By Darrell Todd Maurina, CNJ STAFF WRITER
Garcia hopes to resume a normal life, feels sorry for Moises Ortiz’s loved ones.
Fernando Garcia just wants to move forward.
The 20-year-old Clovis resident spent nearly a year in jail, charged with killing Moises Ortiz, before a jury found him innocent of the charge.
Garcia had been released in January on a $65,000 bond and was acquitted Thursday afternoon of second-degree murder and tampering with evidence. Garcia still faces sentencing on a dogfighting conviction, but his attorney, James W. Klipstine Jr., asked the court to sentence him to time served.
Garcia said he spent Thursday evening celebrating the jury’s verdict with his family, and plans to attend Our Lady of Guadalupe Catholic Church this weekend.
“We’re glad for it to be over with so we can get on with our lives,” Garcia said. “I do want to say I feel sorry for the Ortiz family.”
Some Ortiz family members still believe Garcia committed the crime, and said moving forward will be difficult for them.
“I still believe he was the one who shot him,” said Ortiz’s mother, Nora Ortiz of Texico. “The Lord will not forget what happened; the Lord knows who did it.”
Ortiz’s brother-in-law Bob Pullings of Clovis agreed.
“Faith has gotten us through this last year,” Pullings said. “Every day for the rest of Fernando’s life, he will know what he did.”
The family of the shooting victim said they trust in God, but at a post-verdict meeting in Deputy District Attorney Bryan McKay’s office, they said they are suffering.
“I pray to the Lord night and day and say we don’t know how we are going to go on,” said Ortiz’s sister, Cynthia Martinez.
Ortiz’s sister Clara Cardozo of Arlington, Texas, said what the family will miss most about Ortiz was his love for relatives.
“He was a great father to his son,” Cardozo said. “Every time I would talk to him, he wouldn’t even use his son’s name, he’d just say, ‘mi hijo, mi hijo.’ He loved my mother dearly and took care of her.”
During all four days of Garcia’s murder trial, family members from both families spent much of their time watching court proceedings.
Garcia’s father Richard practiced his faith during the time his son was in jail.
“We trust God, have faith in God and a good lawyer,” Richard Garcia said.
Ortiz’s sister, Betty Pullings of Clovis, said the Ortiz family didn’t want vengeance.
“All we wanted was justice,” she said. “We know what it means to lose a loved one.
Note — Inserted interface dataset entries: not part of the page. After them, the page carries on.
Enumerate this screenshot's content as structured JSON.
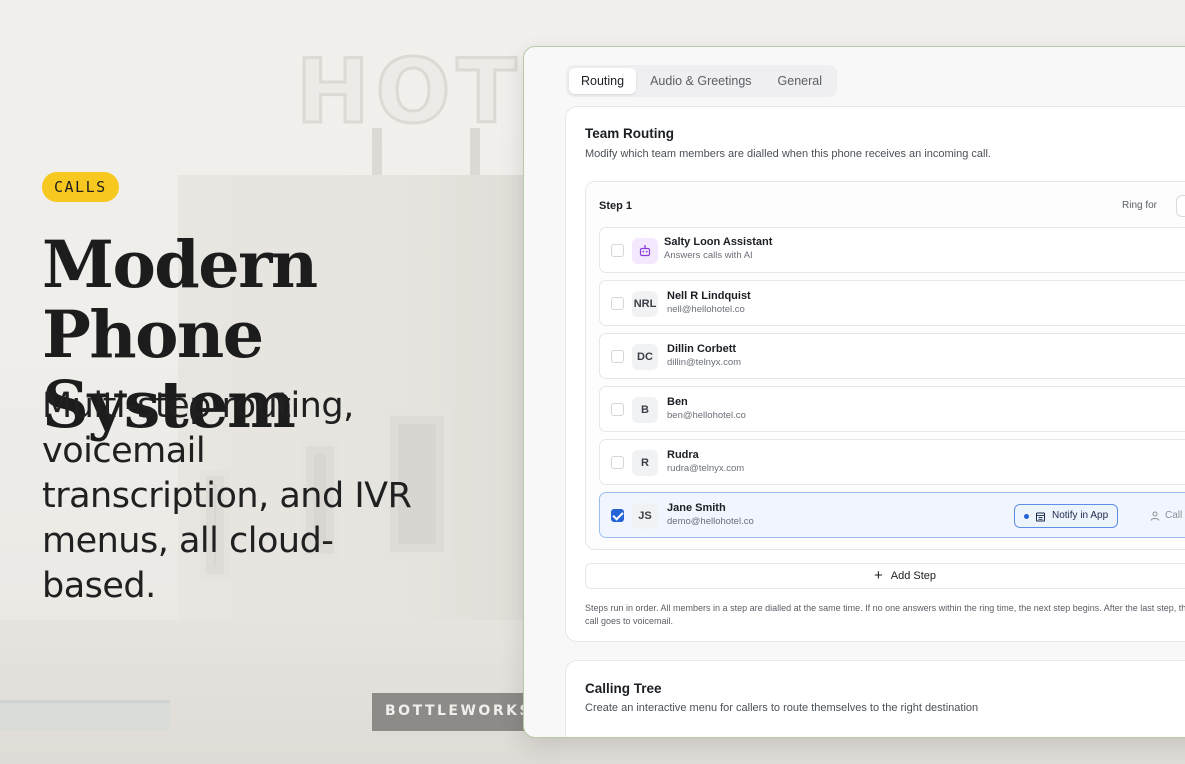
{
  "background": {
    "sign": "HOT",
    "storefront": "BOTTLEWORKS"
  },
  "hero": {
    "badge": "CALLS",
    "headline": "Modern Phone System",
    "subtext": "Multi-step routing, voicemail transcription, and IVR menus, all cloud-based."
  },
  "colors": {
    "badge": "#f7c81f",
    "accent": "#2563d6",
    "ai_avatar": "#f3e8fd"
  },
  "tabs": [
    {
      "label": "Routing",
      "active": true
    },
    {
      "label": "Audio & Greetings",
      "active": false
    },
    {
      "label": "General",
      "active": false
    }
  ],
  "team_routing": {
    "title": "Team Routing",
    "description": "Modify which team members are dialled when this phone receives an incoming call.",
    "step": {
      "label": "Step 1",
      "ring_for_label": "Ring for",
      "members": [
        {
          "initials": "",
          "icon": "robot-icon",
          "name": "Salty Loon Assistant",
          "sub": "Answers calls with AI",
          "checked": false
        },
        {
          "initials": "NRL",
          "name": "Nell R Lindquist",
          "sub": "nell@hellohotel.co",
          "checked": false
        },
        {
          "initials": "DC",
          "name": "Dillin Corbett",
          "sub": "dillin@telnyx.com",
          "checked": false
        },
        {
          "initials": "B",
          "name": "Ben",
          "sub": "ben@hellohotel.co",
          "checked": false
        },
        {
          "initials": "R",
          "name": "Rudra",
          "sub": "rudra@telnyx.com",
          "checked": false
        },
        {
          "initials": "JS",
          "name": "Jane Smith",
          "sub": "demo@hellohotel.co",
          "checked": true,
          "notify_label": "Notify in App",
          "call_label": "Call"
        }
      ]
    },
    "add_step_label": "Add Step",
    "note": "Steps run in order. All members in a step are dialled at the same time. If no one answers within the ring time, the next step begins. After the last step, the call goes to voicemail."
  },
  "calling_tree": {
    "title": "Calling Tree",
    "description": "Create an interactive menu for callers to route themselves to the right destination"
  }
}
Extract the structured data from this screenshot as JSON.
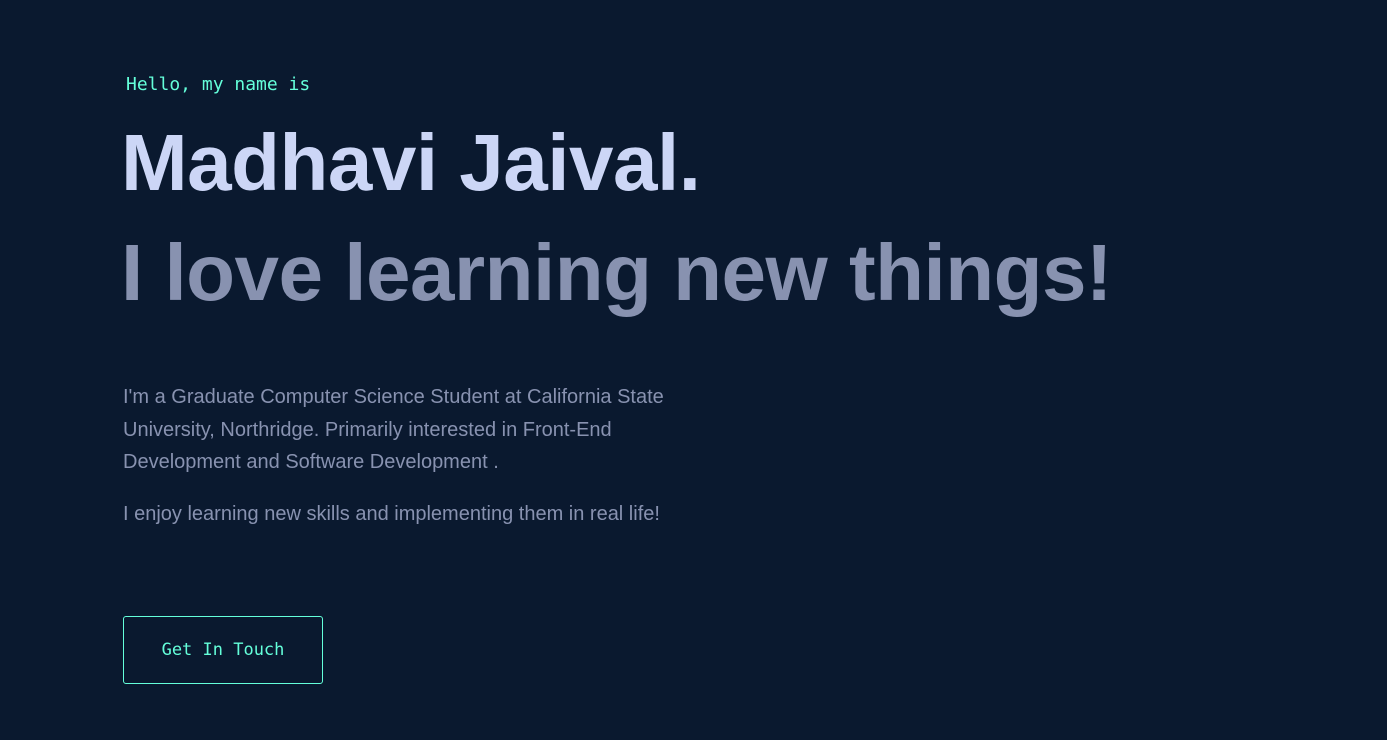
{
  "hero": {
    "greeting": "Hello, my name is",
    "name": "Madhavi Jaival.",
    "tagline": "I love learning new things!",
    "bio_paragraph_1": "I'm a Graduate Computer Science Student at California State University, Northridge. Primarily interested in Front-End Development and Software Development .",
    "bio_paragraph_2": "I enjoy learning new skills and implementing them in real life!",
    "cta_label": "Get In Touch"
  },
  "colors": {
    "background": "#0a192f",
    "accent": "#64ffda",
    "heading": "#ccd6f6",
    "body_text": "#8892b0"
  }
}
He was a human being, we loved him.”
McKay said prosecutors in Clovis have had increasingly serious problems getting convictions in jury trials.
“We are very disappointed,” McKay said. “When we ask 12 citizens of the community to make the hard decisions, they don’t want to do it. (The defense) put (Garcia) in a suit, grew his hair out, made him look as young as possible, and played to every sympathetic response of the jury.”
McKay said the district attorney’s office faces difficult decisions in deciding whether to take complex cases to trial or agree to a plea bargain for lower penalties.
“What bothers me is I know our office takes a beating on offering pleas, but we are almost forced to do it,” McKay said. “The problem is if the case is not just a very clear case, the defense says the police didn’t do their job, and then things like this happen.”
“The public doesn’t realize that cases are not nice, neat packages,” he added. “It’s not like TV where there are no sharp edges. It’s becoming more and more difficult to get the jurors to realize the sharp edges are things they can ignore.”